Keep every line of the data below that has the string "object" and present those lines.
>>
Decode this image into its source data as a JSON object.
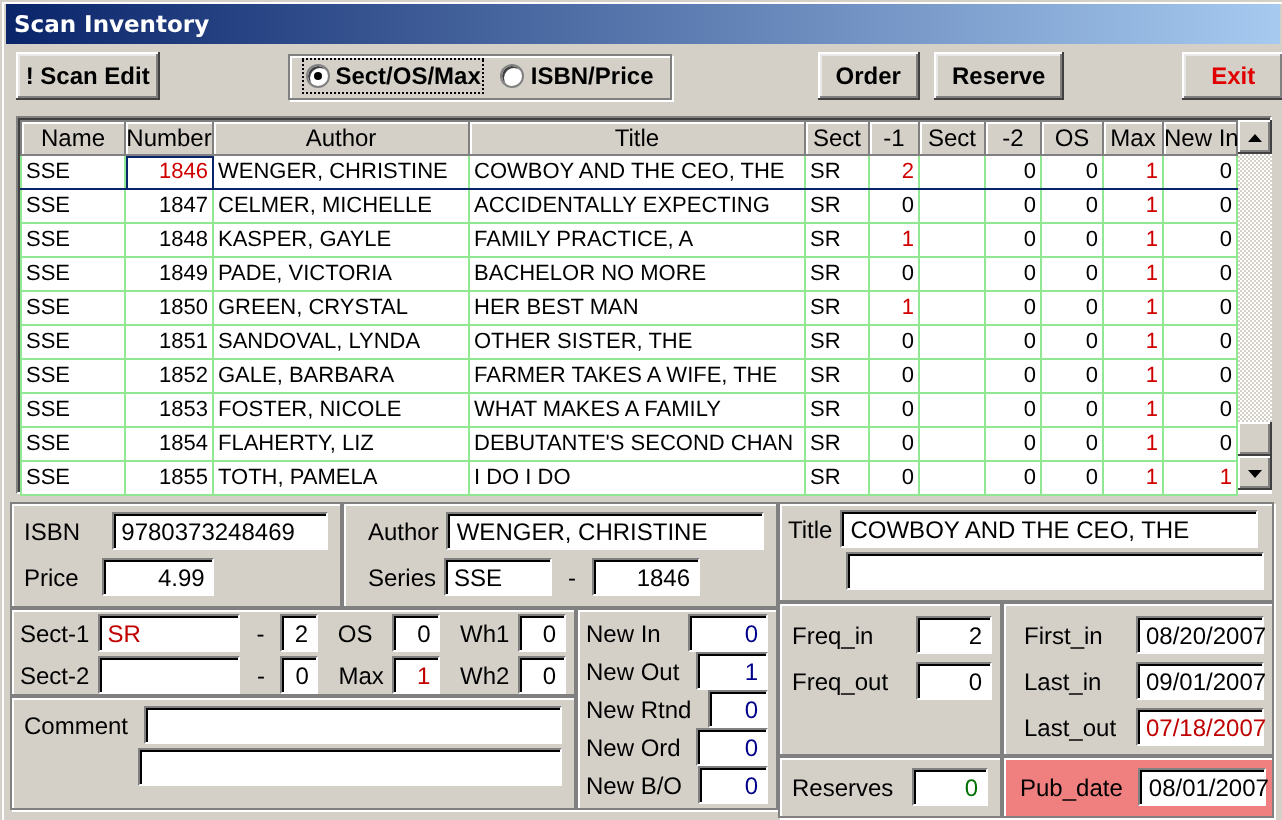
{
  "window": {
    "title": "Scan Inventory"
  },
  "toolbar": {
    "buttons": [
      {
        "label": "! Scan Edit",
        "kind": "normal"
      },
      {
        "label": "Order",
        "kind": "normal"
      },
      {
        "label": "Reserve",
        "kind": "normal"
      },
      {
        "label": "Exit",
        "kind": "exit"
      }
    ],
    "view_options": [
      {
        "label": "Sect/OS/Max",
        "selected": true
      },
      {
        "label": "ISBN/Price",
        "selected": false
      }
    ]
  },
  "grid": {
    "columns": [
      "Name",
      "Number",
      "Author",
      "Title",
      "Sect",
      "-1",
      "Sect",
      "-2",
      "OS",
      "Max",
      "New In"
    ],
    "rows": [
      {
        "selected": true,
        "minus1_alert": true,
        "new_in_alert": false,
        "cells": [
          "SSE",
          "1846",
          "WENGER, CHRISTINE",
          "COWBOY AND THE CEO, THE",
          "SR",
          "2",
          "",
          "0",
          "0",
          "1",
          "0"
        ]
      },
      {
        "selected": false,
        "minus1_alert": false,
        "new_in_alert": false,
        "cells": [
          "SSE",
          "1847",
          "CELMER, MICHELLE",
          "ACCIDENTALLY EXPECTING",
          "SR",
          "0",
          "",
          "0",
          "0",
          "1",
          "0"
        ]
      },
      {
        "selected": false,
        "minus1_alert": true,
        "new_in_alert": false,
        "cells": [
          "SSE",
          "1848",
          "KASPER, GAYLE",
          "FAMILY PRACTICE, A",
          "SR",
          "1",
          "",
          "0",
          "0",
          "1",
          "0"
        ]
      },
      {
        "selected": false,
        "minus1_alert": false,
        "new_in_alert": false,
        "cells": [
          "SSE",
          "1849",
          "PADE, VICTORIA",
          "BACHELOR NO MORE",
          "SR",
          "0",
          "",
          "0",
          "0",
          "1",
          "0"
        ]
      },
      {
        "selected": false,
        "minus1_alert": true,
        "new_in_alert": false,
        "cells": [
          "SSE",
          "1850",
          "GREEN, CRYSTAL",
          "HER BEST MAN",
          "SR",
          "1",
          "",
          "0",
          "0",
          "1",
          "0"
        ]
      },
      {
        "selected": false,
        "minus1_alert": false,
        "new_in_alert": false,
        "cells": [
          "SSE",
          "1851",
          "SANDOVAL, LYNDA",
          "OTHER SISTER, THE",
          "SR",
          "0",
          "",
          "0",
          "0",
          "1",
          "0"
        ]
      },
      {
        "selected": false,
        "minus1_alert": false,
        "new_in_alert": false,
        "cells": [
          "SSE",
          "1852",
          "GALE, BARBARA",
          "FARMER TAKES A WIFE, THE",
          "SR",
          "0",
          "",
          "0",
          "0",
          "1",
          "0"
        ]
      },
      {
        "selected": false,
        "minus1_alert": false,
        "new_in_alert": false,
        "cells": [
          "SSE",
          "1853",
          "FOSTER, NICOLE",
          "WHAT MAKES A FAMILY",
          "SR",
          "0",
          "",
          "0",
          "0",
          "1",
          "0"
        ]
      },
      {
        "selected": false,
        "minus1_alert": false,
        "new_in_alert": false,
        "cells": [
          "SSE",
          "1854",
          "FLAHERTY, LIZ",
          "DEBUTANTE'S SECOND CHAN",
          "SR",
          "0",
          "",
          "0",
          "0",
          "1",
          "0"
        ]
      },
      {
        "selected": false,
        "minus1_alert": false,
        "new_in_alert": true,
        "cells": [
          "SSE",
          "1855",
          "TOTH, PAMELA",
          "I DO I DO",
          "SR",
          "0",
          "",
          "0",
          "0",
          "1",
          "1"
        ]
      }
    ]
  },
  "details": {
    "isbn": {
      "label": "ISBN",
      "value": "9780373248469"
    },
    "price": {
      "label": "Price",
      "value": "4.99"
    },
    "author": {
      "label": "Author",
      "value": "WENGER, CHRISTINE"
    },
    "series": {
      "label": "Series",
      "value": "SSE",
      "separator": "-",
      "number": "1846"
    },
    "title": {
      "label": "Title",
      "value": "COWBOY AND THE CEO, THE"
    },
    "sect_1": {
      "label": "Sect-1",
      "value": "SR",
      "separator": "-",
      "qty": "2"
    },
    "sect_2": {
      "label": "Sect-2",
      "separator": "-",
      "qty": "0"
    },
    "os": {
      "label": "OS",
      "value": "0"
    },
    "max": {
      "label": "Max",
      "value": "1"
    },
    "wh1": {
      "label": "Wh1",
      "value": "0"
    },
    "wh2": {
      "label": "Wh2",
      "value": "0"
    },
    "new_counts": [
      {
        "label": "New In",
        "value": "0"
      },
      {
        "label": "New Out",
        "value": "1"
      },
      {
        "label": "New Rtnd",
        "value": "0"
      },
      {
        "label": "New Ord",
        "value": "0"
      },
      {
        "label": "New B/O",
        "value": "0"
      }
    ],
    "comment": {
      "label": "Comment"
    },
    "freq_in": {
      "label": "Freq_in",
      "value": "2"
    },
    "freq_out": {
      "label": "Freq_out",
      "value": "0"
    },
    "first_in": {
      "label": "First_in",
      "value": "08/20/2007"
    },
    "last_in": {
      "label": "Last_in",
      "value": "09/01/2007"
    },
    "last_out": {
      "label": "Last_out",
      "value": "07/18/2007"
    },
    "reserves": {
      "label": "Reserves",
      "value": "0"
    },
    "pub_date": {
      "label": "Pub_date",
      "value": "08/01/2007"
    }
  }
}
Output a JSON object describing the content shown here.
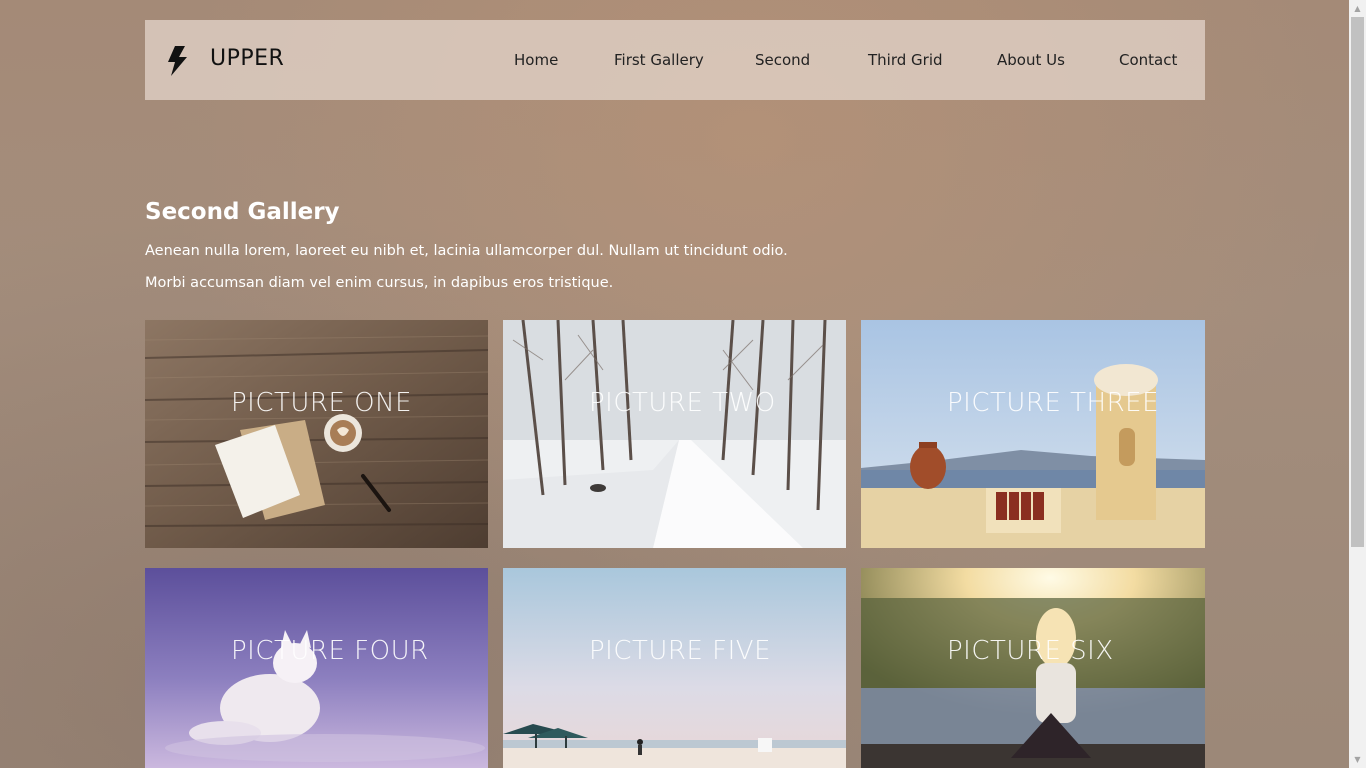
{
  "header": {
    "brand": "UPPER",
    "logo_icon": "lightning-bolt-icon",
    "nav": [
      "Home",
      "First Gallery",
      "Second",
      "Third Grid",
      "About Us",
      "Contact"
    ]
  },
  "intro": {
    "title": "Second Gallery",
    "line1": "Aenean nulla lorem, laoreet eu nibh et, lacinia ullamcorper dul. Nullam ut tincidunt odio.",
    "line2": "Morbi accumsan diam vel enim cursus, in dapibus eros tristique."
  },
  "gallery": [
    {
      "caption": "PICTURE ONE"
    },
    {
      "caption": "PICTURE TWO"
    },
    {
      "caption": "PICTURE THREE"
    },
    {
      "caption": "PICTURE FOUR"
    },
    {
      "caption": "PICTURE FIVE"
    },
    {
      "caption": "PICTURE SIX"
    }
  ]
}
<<
*Exercise response:*
Decode this image into its source data as a JSON object.
Output a JSON object describing the content shown here.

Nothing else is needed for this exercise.